You wonder whether there is a better way, you even come up with some ideas on the train when your mind is still whirring on the way home, you’ve seen some cool software on a blog you’ve read that will remove 20% of the work you do freeing you up to actually speak to clients. The next day, you get to work and speak to your partner about it. This is the same partner that prints off their emails to read on paper. Try as you might, you can’t seem to get them to see the benefits, it feels like such a stretch to them, so you go back to your desk to do things the way that they have always been done.
Does this sound like your firm?
Clients today want decision support and guidance on what they should be doing next. They want to know that they have a finance expert who might not know every single rule out there, but they know the risks, where to get the information and can communicate it in a way that makes sense so they have time to action it. It’s helpful to have backward looking metrics to see how things have gone over the past month or quarter, but what should they be doing next to make a difference to their business?
The skill sets required for accountants are changing. It’s been well documented in the accounting press and I’m sure you know deep down that in three to five years, a lot of what you do won’t be necessary or will be so cheap to deliver that clients won’t value it. If they don’t value it, then your firm will struggle to charge for it. If they struggle to charge for it, then you’ll see a hollowing out of the job market for accountants who like to process compliance work, and haven’t future proofed their skill-sets.
It’s not all doom and gloom though. Fortunately, we work in a relationship industry. If we are creative, listen to our clients and help them solve problems we can help them with one of the most important things in their life which is their business. Rather than being afraid of technology we should embrace change and integrate tech into our processes so we have more time to devote to the human side of our work. There will be many accountants who sadly don’t have the ability to do this or will bury their heads in the sand. Unfortunately for them, they will find their job prospects limited over the long term. For those special, underappreciated, intrapreneurial accountants, there is an opportunity to break free from the old model and embrace a new way of working. Working with freedom and creativity to make client’s businesses the best they can be and having a whole load of fun in the process.

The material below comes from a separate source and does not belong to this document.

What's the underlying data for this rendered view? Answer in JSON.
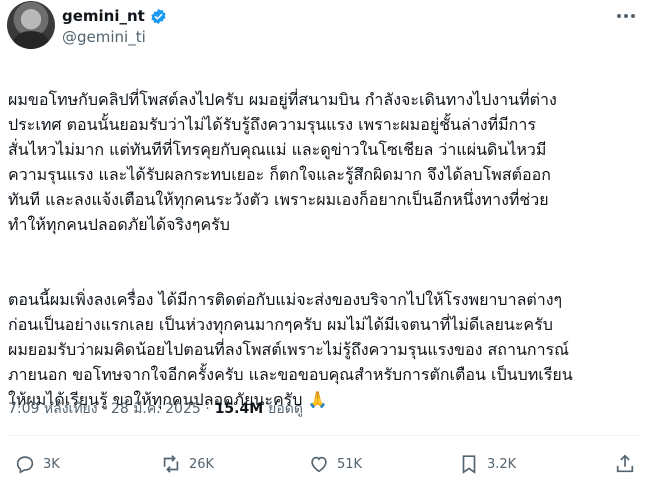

1. Is the act of behaving like an entrepreneur while working within an organisation. Intrapreneurship is known as the practice of a corporate management style that integrates risk-taking and innovation approaches, as well as the reward and motivational techniques, that are more traditionally thought of as being the province of entrepreneurship.
So what are the traits of an intrapreneurial accountant?
Emotional intelligence – Are you a people person, strong and able to manage a number of relationships concurrently? Do you empathise with people and understand their perspective? Your ability to listen and distil what motivates your client are are critical to being able to devise a solution for them. Sometimes the solution to a problem might not be readily apparent at first and few people take the effort to really listen to get to the bottom of it.
Willingness to learn and try new things – Every day we deal with new clients and new situations. There’s so much to learn as a company and as individuals. The best people understand this and seek out development opportunities to better themselves. They get a buzz from mastering their skills.
Driven and inquisitive – Do you actually want to do this? You’d be amazed by the amount of times I sit in an interview with a candidate who doesn’t and the gulf between someone who actually enjoys what they are doing and those that have just fallen into it is huge. A driven employee is engaged and feels that they are part of a game. In the right environment, i.e. one where they are supported, trained, well compensated and appreciated, these people will shine. They don’t need tight management, just someone to help them with guidelines and to troubleshoot issues as and when they arise.
Solution focused – Client’s problems and priorities are always shifting. If you’re using your emotional intelligence you’ve got a head start. Clients are forgiving of technical gaps you may have as long as you’re able to solve their problem and find the right resources for them, they’ll trust you and keep coming back.
So there’s lots to consider here. Perhaps it’s time to have a think about they type of firm you should be part of to position yourself for the future. You spend so much of your life at work, it’s so important to make sure that you enjoy what you do and to have the ability to have an impact.